Read through the lines below and copy the ones holding the string "Kanchipuram".

START DATASET RECORDS

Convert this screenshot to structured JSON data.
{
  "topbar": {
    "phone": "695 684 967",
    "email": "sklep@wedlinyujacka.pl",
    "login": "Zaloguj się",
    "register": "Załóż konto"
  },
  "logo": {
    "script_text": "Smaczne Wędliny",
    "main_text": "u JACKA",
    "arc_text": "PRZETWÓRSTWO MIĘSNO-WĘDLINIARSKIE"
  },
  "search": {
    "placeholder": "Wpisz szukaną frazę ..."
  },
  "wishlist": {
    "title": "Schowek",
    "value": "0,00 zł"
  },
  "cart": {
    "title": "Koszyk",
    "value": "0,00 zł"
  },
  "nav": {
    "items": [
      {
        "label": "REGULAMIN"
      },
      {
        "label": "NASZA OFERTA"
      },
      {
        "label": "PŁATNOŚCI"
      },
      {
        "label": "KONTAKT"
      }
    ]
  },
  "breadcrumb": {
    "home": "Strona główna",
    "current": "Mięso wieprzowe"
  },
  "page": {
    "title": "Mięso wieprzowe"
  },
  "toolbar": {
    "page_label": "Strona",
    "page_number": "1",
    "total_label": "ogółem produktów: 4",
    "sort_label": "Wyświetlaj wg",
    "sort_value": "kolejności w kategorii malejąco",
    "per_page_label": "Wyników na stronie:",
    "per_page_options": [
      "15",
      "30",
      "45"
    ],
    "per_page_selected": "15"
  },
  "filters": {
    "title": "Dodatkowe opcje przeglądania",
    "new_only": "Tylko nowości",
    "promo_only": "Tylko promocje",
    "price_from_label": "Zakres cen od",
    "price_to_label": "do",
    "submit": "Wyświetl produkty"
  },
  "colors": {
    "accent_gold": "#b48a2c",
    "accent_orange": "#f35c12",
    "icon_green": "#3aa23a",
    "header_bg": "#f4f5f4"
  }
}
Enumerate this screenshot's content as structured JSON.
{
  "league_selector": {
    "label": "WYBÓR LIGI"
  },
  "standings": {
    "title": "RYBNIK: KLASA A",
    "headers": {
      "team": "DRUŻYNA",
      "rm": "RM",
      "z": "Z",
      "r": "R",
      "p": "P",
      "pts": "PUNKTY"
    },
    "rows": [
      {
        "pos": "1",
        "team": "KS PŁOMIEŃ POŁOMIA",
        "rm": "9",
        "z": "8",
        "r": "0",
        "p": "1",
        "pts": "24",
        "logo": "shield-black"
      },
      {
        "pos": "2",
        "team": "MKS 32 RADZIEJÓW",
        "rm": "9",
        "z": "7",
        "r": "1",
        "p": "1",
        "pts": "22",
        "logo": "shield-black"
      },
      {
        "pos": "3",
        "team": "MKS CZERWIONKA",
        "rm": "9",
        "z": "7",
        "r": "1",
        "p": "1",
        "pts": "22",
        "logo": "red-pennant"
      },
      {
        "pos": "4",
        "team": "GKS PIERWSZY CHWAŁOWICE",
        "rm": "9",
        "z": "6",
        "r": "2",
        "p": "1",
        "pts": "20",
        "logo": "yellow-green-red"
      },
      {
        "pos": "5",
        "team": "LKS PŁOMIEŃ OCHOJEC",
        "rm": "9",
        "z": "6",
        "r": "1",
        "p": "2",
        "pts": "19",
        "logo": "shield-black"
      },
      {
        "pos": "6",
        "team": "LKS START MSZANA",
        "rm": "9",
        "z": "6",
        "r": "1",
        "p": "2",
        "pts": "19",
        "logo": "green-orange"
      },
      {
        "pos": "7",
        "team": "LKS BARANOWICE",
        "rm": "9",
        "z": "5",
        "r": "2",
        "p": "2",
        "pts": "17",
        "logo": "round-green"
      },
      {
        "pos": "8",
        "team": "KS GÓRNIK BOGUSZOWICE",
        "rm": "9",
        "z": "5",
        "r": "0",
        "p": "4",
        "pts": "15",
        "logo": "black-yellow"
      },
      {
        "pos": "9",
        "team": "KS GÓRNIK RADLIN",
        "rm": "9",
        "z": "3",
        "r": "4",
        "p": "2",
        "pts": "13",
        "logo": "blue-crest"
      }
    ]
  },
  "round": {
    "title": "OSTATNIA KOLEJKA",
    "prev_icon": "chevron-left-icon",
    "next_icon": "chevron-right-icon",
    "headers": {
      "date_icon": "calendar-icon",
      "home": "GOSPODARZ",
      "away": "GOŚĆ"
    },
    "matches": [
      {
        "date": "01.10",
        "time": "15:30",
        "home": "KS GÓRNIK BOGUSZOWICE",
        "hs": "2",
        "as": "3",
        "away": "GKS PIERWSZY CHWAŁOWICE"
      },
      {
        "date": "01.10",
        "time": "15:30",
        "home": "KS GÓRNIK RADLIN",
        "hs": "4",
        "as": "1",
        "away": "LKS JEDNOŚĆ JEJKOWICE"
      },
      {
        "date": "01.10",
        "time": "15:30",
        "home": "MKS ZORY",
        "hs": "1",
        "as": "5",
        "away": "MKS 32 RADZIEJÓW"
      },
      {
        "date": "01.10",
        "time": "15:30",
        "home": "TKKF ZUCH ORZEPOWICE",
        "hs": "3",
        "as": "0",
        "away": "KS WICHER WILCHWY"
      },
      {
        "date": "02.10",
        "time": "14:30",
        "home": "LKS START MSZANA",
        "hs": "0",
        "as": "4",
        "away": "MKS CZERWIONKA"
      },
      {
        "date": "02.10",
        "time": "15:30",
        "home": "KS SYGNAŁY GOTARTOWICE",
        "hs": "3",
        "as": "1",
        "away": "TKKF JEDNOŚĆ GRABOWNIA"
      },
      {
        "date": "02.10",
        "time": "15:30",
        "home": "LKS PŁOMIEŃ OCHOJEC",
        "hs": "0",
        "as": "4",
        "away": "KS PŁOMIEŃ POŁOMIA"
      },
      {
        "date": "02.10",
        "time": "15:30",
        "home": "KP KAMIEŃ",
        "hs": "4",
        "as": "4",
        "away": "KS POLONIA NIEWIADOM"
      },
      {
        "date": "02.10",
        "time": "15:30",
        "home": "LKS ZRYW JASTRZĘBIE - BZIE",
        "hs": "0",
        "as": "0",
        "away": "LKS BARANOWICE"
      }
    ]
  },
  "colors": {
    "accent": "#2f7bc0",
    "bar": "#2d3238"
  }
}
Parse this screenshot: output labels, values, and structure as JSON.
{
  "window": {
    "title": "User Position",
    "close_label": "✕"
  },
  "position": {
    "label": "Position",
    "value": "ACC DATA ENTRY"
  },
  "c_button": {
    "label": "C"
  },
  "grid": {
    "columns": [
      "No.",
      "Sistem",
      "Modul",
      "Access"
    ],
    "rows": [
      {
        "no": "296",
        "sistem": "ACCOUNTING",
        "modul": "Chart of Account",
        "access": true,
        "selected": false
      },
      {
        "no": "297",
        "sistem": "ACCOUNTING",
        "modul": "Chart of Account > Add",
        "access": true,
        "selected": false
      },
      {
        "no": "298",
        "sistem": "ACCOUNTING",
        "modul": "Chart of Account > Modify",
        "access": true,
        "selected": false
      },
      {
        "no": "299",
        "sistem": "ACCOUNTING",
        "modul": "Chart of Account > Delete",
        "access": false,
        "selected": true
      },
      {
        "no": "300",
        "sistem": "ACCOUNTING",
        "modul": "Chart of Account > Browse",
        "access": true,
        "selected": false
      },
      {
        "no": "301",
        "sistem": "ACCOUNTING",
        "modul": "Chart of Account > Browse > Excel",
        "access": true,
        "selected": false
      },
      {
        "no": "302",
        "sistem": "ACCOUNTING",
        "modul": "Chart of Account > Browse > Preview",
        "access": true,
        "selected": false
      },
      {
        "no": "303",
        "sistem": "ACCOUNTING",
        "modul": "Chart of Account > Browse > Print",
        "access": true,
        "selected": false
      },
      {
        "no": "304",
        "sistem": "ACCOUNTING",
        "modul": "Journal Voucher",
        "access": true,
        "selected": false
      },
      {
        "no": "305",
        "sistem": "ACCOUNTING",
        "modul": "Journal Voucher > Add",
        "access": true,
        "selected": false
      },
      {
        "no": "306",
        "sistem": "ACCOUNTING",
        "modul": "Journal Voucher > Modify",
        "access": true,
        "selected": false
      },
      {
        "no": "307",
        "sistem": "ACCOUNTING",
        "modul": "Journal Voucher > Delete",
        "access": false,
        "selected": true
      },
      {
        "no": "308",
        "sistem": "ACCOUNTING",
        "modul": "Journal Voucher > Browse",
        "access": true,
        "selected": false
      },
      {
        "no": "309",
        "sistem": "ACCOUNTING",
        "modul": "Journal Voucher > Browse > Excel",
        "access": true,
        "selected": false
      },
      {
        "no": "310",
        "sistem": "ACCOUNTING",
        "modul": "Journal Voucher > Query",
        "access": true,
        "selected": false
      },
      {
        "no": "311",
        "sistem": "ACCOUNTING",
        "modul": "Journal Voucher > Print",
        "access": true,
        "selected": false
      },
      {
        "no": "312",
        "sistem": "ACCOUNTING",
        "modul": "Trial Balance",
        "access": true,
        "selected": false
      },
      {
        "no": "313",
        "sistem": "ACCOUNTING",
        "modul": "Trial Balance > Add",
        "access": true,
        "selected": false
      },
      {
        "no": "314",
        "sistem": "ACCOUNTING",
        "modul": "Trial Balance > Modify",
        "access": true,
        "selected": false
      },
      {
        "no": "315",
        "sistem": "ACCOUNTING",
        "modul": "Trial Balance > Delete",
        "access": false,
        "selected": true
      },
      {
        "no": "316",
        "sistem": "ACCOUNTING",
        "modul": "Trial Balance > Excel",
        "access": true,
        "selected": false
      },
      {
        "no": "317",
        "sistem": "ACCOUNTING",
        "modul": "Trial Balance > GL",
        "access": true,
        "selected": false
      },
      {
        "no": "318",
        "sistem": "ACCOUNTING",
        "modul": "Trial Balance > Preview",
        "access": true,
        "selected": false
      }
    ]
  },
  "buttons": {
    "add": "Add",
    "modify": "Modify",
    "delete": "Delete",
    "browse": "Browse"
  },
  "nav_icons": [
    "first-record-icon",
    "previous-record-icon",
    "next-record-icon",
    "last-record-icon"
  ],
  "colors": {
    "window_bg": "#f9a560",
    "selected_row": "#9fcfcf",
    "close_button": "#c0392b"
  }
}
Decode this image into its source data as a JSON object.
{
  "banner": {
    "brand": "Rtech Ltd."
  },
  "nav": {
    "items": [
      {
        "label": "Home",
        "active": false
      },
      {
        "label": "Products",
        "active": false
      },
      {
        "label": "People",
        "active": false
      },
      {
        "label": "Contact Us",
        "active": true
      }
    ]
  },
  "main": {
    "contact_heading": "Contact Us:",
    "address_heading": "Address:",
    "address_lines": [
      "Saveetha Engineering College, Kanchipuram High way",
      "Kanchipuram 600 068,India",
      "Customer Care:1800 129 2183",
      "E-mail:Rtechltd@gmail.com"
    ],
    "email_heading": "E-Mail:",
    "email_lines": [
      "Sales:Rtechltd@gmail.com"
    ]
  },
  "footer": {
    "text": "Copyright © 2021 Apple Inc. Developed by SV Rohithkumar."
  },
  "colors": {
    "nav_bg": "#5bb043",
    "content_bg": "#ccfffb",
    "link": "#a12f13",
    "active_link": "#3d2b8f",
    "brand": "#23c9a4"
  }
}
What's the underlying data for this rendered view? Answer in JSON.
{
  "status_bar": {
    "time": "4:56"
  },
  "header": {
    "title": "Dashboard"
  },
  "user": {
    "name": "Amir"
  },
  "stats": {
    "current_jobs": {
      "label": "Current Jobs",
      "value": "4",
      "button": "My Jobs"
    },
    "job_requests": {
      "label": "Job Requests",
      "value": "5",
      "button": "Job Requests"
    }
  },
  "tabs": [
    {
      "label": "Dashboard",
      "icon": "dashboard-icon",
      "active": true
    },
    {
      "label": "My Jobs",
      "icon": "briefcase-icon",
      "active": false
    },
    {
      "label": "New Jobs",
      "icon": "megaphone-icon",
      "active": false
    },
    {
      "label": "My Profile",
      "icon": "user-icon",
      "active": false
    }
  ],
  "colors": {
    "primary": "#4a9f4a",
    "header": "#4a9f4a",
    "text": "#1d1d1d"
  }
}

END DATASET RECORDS

### COMPLETED EXERCISE
      "Saveetha Engineering College, Kanchipuram High way",
      "Kanchipuram 600 068,India",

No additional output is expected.